Also waiting in the wings is the Factory, described by Chancellor George Osborne in his autumn statement, as a “large-scale, ultra-flexible arts space”, to the creation of which he dedicated a healthy £78 million.

Scheduled to rise on the site of the former Granada TV studios and named in honour of Manchester’s music mogul Tony Wilson, it’ll provide a permanent home to the city’s biennial International Festival of performing and visual arts as well as performances of all kinds throughout the year.

In fact, within 10 years, the centre is expected to create as many as 2,300 full-time jobs and to add a huge £134 million to the city’s economy.

So the theme, it seems, is very much one of renewal.
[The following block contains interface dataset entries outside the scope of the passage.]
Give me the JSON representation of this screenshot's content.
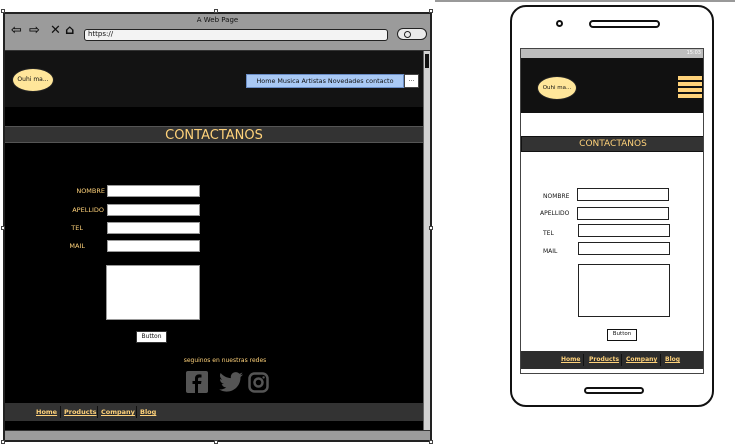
{
  "browser": {
    "title": "A Web Page",
    "url": "https://",
    "nav_icons": [
      "back-arrow-icon",
      "forward-arrow-icon",
      "close-icon",
      "home-icon"
    ]
  },
  "site": {
    "logo": "Ouhi ma...",
    "menu": "Home Musica Artistas Novedades contacto",
    "menu_more": "...",
    "title": "CONTACTANOS",
    "form": {
      "labels": [
        "NOMBRE",
        "APELLIDO",
        "TEL",
        "MAIL"
      ],
      "button": "Button"
    },
    "social_text": "seguinos en nuestras redes",
    "social_icons": [
      "facebook-icon",
      "twitter-icon",
      "instagram-icon"
    ],
    "footer": [
      "Home",
      "Products",
      "Company",
      "Blog"
    ]
  },
  "mobile": {
    "status_time": "15:03",
    "logo": "Ouhi ma...",
    "title": "CONTACTANOS",
    "labels": [
      "NOMBRE",
      "APELLIDO",
      "TEL",
      "MAIL"
    ],
    "button": "Button",
    "footer": [
      "Home",
      "Products",
      "Company",
      "Blog"
    ]
  },
  "colors": {
    "accent": "#ffd27a",
    "page_bg": "#000000",
    "band": "#333333",
    "menu_bg": "#a9c9f5",
    "logo_bg": "#ffe69a"
  }
}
While some places like Albert Square with its Victorian Gothic grandeur and the Pantheon-inspired Central Library haven’t changed a bit, other downtown areas have morphed considerably.

Today Manchester is rather more about steel-and-glass skyscrapers, outdoor cafes and shiny new trams than grubby, red-brick edifices, dank, dingy towpaths and greasy spoons – although, to be fair, lots of the old classics are still there where I left them. You just have to strain a bit harder to see them.

But despite the metamorphosis, Manchester still feels the same at heart. The imposing warehouses may have turned into trendy city centre flats and the smoky pubs into fashionable bars, but the people with their wry humour and down-to-earth manner are still as friendly as ever.

Northern Powerhouse

But it does make you wonder somewhat just what impact the much-feted Northern Powerhouse notion will have on the place.

A concept cooked up by the Chancellor with the encouragement of Sir Howard Bernstein, chief executive of Manchester City Council, the idea, on the face of it, is about rebalancing the national economy in order to mitigate London’s dominance – although recent research would appear to indicate that investment to this end is still “heavily biased” in favour of the capital.

But in reality, it seems to be more about supporting the town and its environs to become the UK’s second city behind London. Or at least the capital of the north – much to the disgruntlement of the town’s notoriously independent and very distinct northern neighbours – wealthy Yorkshire, in particular. And Birmingham, of course, which currently claims the number two slot for itself.

Anyway, a key element of the landmark £1 billion devolution settlement for Manchester involved greater powers over house-building, planning, skills development and health in return for electing a local mayor by spring 2017 – with hints that other northern areas might be allowed to follow suit if they behaved themselves and found themselves a mayor too.

Just as important was the implementation of a so-called Northern Transport Strategy in order to boost economic development across the wider region after years of underinvestment. But the Strategy, which was intended to slash journey times between major northern cities by means of a high-speed rail infrastructure, has now been delayed indefinitely.

Which makes it’s all a bit unclear what’s going to happen next really. Certainly people locally seem to have little belief that things will change much, taking a “who-knows’ and “we’ve-heard-it-all-before” stance.

But despite it’s glitzy make-over, you don’t have to scratch too far below the surface to see that Manchester still has its challenges.


For instance, at 80, it has the lowest female life expectancy in England and Wales, more than six years behind the front-runners. The city’s child protection activities were deemed inadequate by schools watchdog Ofsted lately, while deprived areas such as the infamous but regenerating Moss Side, where I lived for a while, still suffers child poverty rates of 59%.

So it seems that the city does still need some support, just in other ways too. Because as far as I can see, it’ll take more than promises of devolution and a bit of fancy building work to really solve its post-industrial problems.